Bed Bath & Beyond names Laura Crossen as interim CFO

Bed Bath & Beyond has named its Chief Accounting Officer, Laura Crossen, as interim chief financial officer following the death of Gustavo Arnal. The home goods retailer said in a regulatory filing that Crossen will continue as its principal accounting officer while serving in the interim role. Arnal died on Friday, just days after Bed Bath & Beyond said that it would close stores and lay off workers in a bid to turn around its beleaguered business. Arnal was facing a lawsuit accusing him of taking part in a scheme to inflate the company’s stock price to sell shares for a huge profit.


Russia sends more energy to Asia as Europe cuts back
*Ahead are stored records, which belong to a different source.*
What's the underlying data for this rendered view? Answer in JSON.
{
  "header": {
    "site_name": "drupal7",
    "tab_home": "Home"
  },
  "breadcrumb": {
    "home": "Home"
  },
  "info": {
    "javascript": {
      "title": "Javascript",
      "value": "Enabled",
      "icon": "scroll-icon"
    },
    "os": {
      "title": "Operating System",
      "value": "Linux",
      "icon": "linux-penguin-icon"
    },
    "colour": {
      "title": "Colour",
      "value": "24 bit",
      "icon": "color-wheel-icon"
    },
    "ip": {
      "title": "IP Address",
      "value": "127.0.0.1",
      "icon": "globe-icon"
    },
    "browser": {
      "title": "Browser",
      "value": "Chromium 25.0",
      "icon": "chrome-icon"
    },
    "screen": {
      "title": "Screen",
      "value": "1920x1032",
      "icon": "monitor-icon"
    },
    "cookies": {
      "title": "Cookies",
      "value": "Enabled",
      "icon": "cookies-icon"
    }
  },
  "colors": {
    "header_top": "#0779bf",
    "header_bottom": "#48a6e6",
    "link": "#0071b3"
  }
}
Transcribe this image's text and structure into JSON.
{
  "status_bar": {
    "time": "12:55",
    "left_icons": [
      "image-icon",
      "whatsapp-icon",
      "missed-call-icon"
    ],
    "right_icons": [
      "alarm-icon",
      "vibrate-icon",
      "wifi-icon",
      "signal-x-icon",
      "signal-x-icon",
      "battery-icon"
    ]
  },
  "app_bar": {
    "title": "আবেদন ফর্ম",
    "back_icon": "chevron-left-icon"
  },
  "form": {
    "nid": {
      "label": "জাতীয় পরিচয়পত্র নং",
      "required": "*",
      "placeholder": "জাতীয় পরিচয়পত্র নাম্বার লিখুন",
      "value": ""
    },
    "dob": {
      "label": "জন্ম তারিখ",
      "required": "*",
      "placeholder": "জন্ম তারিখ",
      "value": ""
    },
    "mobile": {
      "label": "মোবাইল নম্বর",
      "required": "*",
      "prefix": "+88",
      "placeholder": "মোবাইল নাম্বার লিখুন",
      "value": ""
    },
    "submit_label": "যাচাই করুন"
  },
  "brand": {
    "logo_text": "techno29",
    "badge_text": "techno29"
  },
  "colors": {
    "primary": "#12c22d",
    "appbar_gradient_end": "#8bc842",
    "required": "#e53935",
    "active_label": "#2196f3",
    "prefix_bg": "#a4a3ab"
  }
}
BERLIN (AP) — A new report says Russia sent significantly more oil and coal to India and China over the summer compared with the start of the year, while European countries that long relied on Russian energy have cut back sharply in response to the war in Ukraine. The Centre for Research on Energy and Clean Air said Tuesday that Russia received about 158 billion euros in revenue for the sale of oil, natural gas and coal from February to August. More than half of those exports — some 85 billion euros worth — went to the European Union. The report found that the single biggest importer worldwide was China, which bought 35 billion euros worth of Russian energy.
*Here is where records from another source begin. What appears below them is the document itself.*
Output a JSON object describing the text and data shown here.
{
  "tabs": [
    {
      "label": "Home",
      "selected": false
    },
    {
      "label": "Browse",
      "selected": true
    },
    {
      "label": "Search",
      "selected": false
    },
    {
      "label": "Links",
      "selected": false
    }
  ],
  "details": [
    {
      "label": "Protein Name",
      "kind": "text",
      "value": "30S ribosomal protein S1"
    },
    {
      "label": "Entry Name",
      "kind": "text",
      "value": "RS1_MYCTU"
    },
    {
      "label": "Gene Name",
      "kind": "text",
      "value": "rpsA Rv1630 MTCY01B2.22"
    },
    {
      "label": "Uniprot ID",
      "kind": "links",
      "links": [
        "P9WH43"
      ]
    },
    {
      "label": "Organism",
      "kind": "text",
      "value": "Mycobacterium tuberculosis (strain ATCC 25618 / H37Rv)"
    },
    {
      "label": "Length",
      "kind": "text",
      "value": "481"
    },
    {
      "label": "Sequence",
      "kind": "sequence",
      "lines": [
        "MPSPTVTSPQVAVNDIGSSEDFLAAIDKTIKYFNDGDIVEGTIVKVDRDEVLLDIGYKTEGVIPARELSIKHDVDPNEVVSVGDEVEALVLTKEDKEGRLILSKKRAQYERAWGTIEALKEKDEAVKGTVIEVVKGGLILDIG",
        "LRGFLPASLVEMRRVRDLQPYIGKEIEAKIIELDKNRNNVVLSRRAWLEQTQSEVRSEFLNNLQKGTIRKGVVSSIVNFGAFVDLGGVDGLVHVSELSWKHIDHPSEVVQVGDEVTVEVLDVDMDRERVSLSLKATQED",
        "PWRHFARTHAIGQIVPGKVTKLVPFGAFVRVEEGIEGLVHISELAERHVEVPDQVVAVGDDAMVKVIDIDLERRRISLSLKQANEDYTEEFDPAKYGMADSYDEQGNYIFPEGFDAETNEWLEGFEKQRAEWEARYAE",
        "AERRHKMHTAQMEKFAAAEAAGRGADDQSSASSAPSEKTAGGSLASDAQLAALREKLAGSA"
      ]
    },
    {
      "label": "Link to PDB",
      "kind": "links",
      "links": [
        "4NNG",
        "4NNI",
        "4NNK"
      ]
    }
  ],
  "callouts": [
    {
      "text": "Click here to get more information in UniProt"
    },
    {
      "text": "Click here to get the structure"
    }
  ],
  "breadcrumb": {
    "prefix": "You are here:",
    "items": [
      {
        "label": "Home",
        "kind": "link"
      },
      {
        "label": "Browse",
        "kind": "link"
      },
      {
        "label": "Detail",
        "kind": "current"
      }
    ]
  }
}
Rents are starting to come down, but the trend may not hold

NEW YORK (AP) — Rents are starting to come down after spiking to record levels this past summer, but experts are uncertain if the slowdown will continue. Christopher Mayer is a professor of real estate at Columbia Business School. He says people looking for an apartment now might have a better experience than they did in May or June. The national median asking rent was up 14% in July over July the previous year. That’s the smallest annual increase since November 2021. Experts say the market could slow further toward the end of the year, but there’s still a lot of uncertainty.


5 tips to make the search for a new apartment easier
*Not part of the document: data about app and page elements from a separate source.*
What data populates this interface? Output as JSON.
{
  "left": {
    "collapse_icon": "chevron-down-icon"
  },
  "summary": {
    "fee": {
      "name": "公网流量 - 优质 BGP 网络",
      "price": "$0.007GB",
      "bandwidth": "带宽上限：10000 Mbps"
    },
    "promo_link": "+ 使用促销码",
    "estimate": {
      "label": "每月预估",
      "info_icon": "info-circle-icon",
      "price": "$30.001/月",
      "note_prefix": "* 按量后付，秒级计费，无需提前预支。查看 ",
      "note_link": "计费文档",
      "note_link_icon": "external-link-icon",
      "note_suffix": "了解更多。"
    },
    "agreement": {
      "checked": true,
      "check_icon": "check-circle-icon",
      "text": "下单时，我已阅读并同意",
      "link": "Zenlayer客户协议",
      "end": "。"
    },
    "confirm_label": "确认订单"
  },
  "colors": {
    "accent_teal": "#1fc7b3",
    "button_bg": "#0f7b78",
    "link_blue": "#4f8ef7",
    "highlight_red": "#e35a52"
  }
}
NEW YORK (AP) — Finding a new place to rent can be challenging, and skyrocketing rents have made it especially hard this year. But there are things you can do to make the process easier. senior managing editor Brian Carberry says that before anything else, you need to ask yourself what your priorities are. If you’re not sure how to calculate how much rent you can afford, Zumper’s Rent Affordability Calculator allows you to estimate how much you can pay per month according to your location, monthly income, and monthly expenses. Then you can consider things like location and amenities.


Australia central bank lifts cash rate to 2.35% in 5th hike

CANBERRA, Australia (AP) — Australia’s central bank has boosted its benchmark interest rate for a fifth consecutive month to a seven-year high of 2.35%.The Reserve Bank of Australia’s decision on Tuesday was the cash rate’s fourth consecutive hike of half a percentage point. When the bank lifted the rate by a quarter percentage point at its monthly board meeting in May, it was the first rate hike in more than 11 years. It’s now at its highest point since Feb. 2015. Reserve Bank Governor Philip Lowe says there are more rate hikes ahead a monthly board meetings as directors attempt to reduce inflation to a target band of 2% to 3%. Australian inflation is running at 6.1%.


Germany plans to drop mask-wearing mandate on planes

BERLIN (AP) — The German government plans to drop a requirement for people to wear masks on flights to and from the country. But the health minister said Tuesday that it could be reimposed if coronavirus cases rise sharply. The rules mandating masks on flights run through Sept. 23. The smallest party in the coalition government is the libertarian Free Democratic Party. It has pressed for an end to them. The initial draft for this fall’s rules foresaw an obligation to wear N95-type masks on planes as well as long-distance trains and buses. The health minister said Germany’s biggest airline has argued repeatedly that the mandate could no longer be implemented.